A Magazine about the Hudson Valley’s local economy, published by Hudson Valley Current.

Hudson Valley Current Member Profile: Doug Motel

Hudson Valley Current member Doug Motel says storytelling is at the core of his work as a writer, speaker, and coach. “I was writing sketch comedy and performing at 16,” he says. “A lot of my work now focuses on teaching individuals and businesses the art of telling their own stories in a focused, compelling way.”

Born and raised in Atlantic City, Doug moved to Manhattan at 18 and was cast in a play within a couple of weeks. “I studied acting both at various schools and had on-the-job training,” he says. “Then I moved to LA and worked in film, TV, and theatre. And it was there that I developed my coaching practice.”

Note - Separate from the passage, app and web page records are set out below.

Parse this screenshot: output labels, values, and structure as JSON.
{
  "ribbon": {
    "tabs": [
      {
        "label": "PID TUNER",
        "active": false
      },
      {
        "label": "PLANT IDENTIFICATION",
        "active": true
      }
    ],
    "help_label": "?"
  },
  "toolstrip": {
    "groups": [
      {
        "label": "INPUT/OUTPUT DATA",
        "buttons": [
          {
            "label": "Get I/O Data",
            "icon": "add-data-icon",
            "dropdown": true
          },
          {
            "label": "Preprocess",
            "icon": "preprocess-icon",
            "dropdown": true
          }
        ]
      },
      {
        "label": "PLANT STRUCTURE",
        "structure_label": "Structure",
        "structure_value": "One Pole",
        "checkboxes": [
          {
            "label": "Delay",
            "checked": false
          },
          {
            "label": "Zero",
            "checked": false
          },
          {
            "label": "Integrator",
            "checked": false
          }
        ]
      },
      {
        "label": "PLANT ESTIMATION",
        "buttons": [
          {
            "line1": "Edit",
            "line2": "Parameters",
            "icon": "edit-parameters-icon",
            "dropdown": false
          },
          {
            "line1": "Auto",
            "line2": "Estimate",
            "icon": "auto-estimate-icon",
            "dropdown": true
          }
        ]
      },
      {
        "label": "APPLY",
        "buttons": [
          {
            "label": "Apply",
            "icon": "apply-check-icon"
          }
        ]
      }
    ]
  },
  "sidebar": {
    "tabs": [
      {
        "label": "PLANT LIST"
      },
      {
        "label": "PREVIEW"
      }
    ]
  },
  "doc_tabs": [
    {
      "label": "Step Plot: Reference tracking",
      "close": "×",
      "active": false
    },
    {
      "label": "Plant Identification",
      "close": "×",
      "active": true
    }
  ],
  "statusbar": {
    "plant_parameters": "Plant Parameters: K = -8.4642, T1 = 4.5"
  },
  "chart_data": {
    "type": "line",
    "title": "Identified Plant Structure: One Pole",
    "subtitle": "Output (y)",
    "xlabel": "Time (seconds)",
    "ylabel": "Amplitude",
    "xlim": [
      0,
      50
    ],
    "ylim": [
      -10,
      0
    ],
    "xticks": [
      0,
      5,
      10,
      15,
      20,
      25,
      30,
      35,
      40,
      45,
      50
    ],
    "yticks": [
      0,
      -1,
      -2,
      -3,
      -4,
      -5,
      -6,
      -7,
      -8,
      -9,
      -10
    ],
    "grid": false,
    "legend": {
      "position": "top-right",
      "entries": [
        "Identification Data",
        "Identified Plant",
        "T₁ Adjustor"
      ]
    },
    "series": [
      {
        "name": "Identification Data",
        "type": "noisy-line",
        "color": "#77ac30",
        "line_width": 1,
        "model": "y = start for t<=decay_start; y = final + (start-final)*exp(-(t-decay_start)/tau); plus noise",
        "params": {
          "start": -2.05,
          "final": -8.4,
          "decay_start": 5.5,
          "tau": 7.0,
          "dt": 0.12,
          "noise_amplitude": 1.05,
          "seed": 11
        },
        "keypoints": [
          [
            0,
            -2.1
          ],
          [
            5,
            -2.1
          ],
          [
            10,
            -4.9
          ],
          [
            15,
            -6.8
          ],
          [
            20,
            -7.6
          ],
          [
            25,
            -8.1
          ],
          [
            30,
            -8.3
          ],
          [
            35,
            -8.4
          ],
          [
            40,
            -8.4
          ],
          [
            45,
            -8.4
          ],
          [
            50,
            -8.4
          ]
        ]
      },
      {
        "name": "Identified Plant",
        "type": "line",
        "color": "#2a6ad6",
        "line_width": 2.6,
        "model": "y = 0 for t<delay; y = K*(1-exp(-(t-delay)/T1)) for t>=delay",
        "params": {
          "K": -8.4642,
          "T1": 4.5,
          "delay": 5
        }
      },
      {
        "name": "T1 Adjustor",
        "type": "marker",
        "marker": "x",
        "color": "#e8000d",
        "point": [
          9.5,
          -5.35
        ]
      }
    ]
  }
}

With a play script in hand, he moved back to New York to be nearer to Broadway. It was 2001, and the world was about to shift.

“I took a temp job in an office with a great big window facing the World Trade Center,” he says. “My first day on that job was September 10.” On September 11, that skyline view was an agonizing front row seat.

And his play, which had themes of grief and loss, was a non-starter when the footlights came back on and the theatre world wanted lighthearted cheer above all else. But at a party in Harlem, he met an enchanting young woman named Carrie Wykoff. “I was instantly smitten,” he says. “I told a friend that night that I’d marry her.” A couple of years later, when their baby was born, they bought a place in Rosendale and moved upstate.

Until early March, Doug was busy organizing retreats, conferences, and coaching sessions, sharing his unique blend of comedy, empowerment, and insider marketing tips from the thousands of stories he’s helped craft, including those of ABC, Comedy Central, and Playboy Enterprises. Locally, he’s helped the Williams Lake Project clarify their intentions and gain community acceptance.

Doug became a Hudson Valley Current member in 2014. “It started with the personal connection,” he says. “I heard Chris Hewitt’s presentation about local currency and not only did it make sense, his manner just radiated fun.” And in normal times, he loves spending his Currents on tasty sustenance through fellow Current members like Satisfy Hunger, Outdated Cafe, and the Hoot Owl.

Since the advent of COVID-19 and all that comes with it, Doug—like so many of us—has shifted into remote mode. “I’m working to help people create the content that will help them succeed in communicating who they are in a way that is sensitive to what’s going on. I’m no stranger to being blindsided, and that’s what’s happening to our entire world right now.”

Having witnessed 9/11 up close and lost a dear friend to a random murder, he says there’s a takeaway to be had from massive disruptions. “Sometimes we go on journeys of choice—retreats, therapeutic excavations; sometimes you just get slammed, and you’re on a journey you weren’t looking for. I don’t want to sound like a Pollyanna; loss and shock are brutal and nothing really helps right at that moment. It’s after the dust settles that you realize you’ve been through a journey that can leave you a deeper person. And I believe that happens not just for individuals, but for businesses and communities.”

“This is not about being in denial; it’s an acceptance of shock and pain while keeping an ear open for alchemy, for transformation. We have to be both careful and tough with ourselves. What new story is congealing in our hearts? Will it lead us to have barnacles and baggage or be a doorway to go forward, go deeper? Those choices we make internally ripple out and make our community and world. At its core, the choice is about love or fear, and the offshoots that flow from that.”

Right now, he’s working with his 14-year-old (“Mother Earth has grounded us,” she has said) on a series of free short videos teaching people about Zoom meetings and other work-from-home skills. “And I’m marveling at how powerful we are when we come together,” he says. “I really believe that one day we’ll realize we can make this world be what we want it to be. It’s a long way off, but we’re seeing how the basic mechanism can work. This is bad now, yeah, but coal turns to diamonds.”